── DATASET RECORDS ──

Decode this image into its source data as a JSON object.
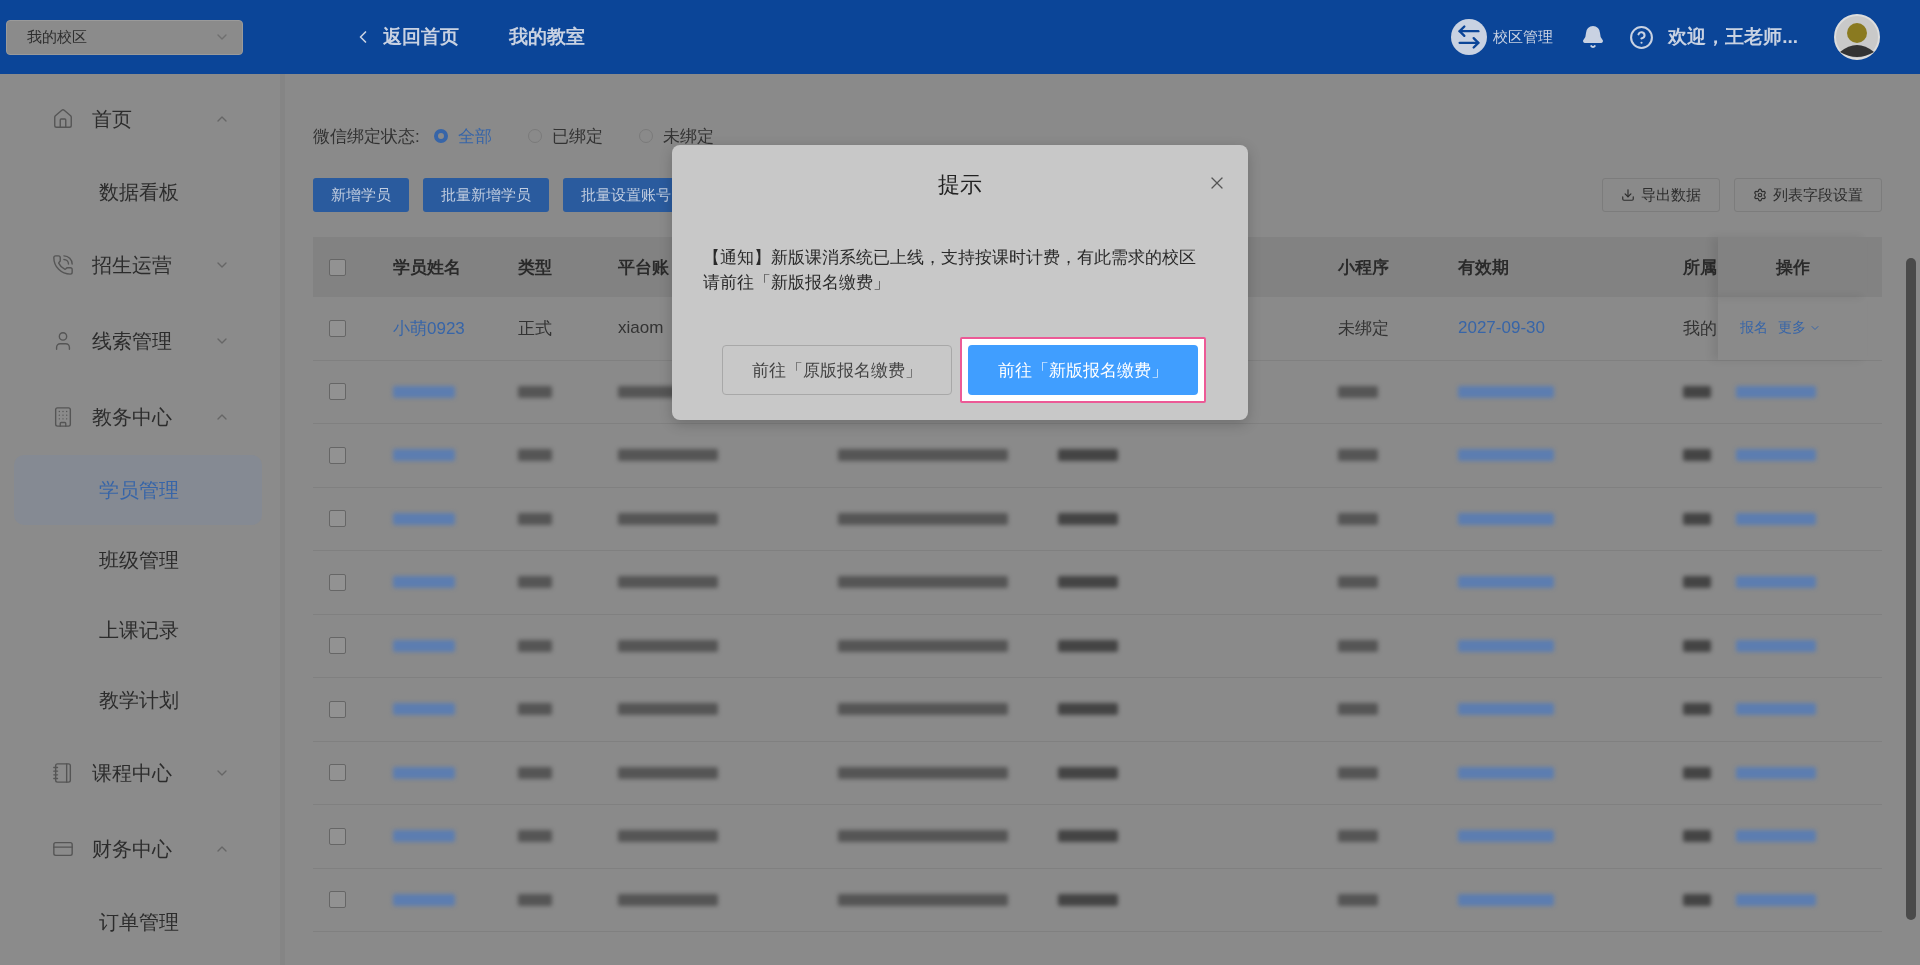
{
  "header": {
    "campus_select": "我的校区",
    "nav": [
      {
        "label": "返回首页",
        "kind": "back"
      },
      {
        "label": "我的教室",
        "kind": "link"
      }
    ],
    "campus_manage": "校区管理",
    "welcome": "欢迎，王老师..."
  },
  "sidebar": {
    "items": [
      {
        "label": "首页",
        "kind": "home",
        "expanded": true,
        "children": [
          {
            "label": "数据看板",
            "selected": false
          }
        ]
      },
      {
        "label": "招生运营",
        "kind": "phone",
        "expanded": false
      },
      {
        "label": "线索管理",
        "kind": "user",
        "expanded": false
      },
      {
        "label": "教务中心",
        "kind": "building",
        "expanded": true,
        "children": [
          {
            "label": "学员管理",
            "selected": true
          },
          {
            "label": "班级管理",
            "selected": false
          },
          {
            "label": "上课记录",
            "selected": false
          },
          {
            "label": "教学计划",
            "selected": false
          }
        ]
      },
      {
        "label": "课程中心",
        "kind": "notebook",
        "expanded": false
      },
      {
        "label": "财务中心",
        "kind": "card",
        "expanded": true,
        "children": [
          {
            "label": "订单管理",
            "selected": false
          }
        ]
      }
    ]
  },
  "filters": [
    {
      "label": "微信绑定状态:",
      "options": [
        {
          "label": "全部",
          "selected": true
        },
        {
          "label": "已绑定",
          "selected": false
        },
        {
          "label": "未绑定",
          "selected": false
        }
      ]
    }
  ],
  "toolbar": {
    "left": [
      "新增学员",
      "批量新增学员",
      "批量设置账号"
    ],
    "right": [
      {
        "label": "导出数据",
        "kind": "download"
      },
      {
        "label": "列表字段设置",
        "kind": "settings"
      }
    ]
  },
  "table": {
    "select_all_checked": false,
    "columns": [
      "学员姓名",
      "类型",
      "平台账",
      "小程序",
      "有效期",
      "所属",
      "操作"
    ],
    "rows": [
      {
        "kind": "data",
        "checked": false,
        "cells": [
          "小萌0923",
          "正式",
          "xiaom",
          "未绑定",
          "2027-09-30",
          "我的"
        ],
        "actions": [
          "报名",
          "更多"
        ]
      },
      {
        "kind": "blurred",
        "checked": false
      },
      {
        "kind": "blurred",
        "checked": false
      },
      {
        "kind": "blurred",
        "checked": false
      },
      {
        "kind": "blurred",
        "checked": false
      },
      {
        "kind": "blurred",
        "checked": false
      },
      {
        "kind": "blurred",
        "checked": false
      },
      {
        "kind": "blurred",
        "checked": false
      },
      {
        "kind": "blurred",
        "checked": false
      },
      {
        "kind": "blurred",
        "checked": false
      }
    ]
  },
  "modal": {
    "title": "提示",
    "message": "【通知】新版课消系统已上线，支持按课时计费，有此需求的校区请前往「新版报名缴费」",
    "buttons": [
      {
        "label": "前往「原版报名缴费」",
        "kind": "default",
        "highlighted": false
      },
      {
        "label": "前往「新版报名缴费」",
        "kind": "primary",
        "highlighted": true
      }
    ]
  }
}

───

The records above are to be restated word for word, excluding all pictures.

# [ANSWER]
Decode this image into its source data as a JSON object.
{
  "header": {
    "campus_select": "我的校区",
    "nav": [
      {
        "label": "返回首页",
        "kind": "back"
      },
      {
        "label": "我的教室",
        "kind": "link"
      }
    ],
    "campus_manage": "校区管理",
    "welcome": "欢迎，王老师..."
  },
  "sidebar": {
    "items": [
      {
        "label": "首页",
        "kind": "home",
        "expanded": true,
        "children": [
          {
            "label": "数据看板",
            "selected": false
          }
        ]
      },
      {
        "label": "招生运营",
        "kind": "phone",
        "expanded": false
      },
      {
        "label": "线索管理",
        "kind": "user",
        "expanded": false
      },
      {
        "label": "教务中心",
        "kind": "building",
        "expanded": true,
        "children": [
          {
            "label": "学员管理",
            "selected": true
          },
          {
            "label": "班级管理",
            "selected": false
          },
          {
            "label": "上课记录",
            "selected": false
          },
          {
            "label": "教学计划",
            "selected": false
          }
        ]
      },
      {
        "label": "课程中心",
        "kind": "notebook",
        "expanded": false
      },
      {
        "label": "财务中心",
        "kind": "card",
        "expanded": true,
        "children": [
          {
            "label": "订单管理",
            "selected": false
          }
        ]
      }
    ]
  },
  "filters": [
    {
      "label": "微信绑定状态:",
      "options": [
        {
          "label": "全部",
          "selected": true
        },
        {
          "label": "已绑定",
          "selected": false
        },
        {
          "label": "未绑定",
          "selected": false
        }
      ]
    }
  ],
  "toolbar": {
    "left": [
      "新增学员",
      "批量新增学员",
      "批量设置账号"
    ],
    "right": [
      {
        "label": "导出数据",
        "kind": "download"
      },
      {
        "label": "列表字段设置",
        "kind": "settings"
      }
    ]
  },
  "table": {
    "select_all_checked": false,
    "columns": [
      "学员姓名",
      "类型",
      "平台账",
      "小程序",
      "有效期",
      "所属",
      "操作"
    ],
    "rows": [
      {
        "kind": "data",
        "checked": false,
        "cells": [
          "小萌0923",
          "正式",
          "xiaom",
          "未绑定",
          "2027-09-30",
          "我的"
        ],
        "actions": [
          "报名",
          "更多"
        ]
      },
      {
        "kind": "blurred",
        "checked": false
      },
      {
        "kind": "blurred",
        "checked": false
      },
      {
        "kind": "blurred",
        "checked": false
      },
      {
        "kind": "blurred",
        "checked": false
      },
      {
        "kind": "blurred",
        "checked": false
      },
      {
        "kind": "blurred",
        "checked": false
      },
      {
        "kind": "blurred",
        "checked": false
      },
      {
        "kind": "blurred",
        "checked": false
      },
      {
        "kind": "blurred",
        "checked": false
      }
    ]
  },
  "modal": {
    "title": "提示",
    "message": "【通知】新版课消系统已上线，支持按课时计费，有此需求的校区请前往「新版报名缴费」",
    "buttons": [
      {
        "label": "前往「原版报名缴费」",
        "kind": "default",
        "highlighted": false
      },
      {
        "label": "前往「新版报名缴费」",
        "kind": "primary",
        "highlighted": true
      }
    ]
  }
}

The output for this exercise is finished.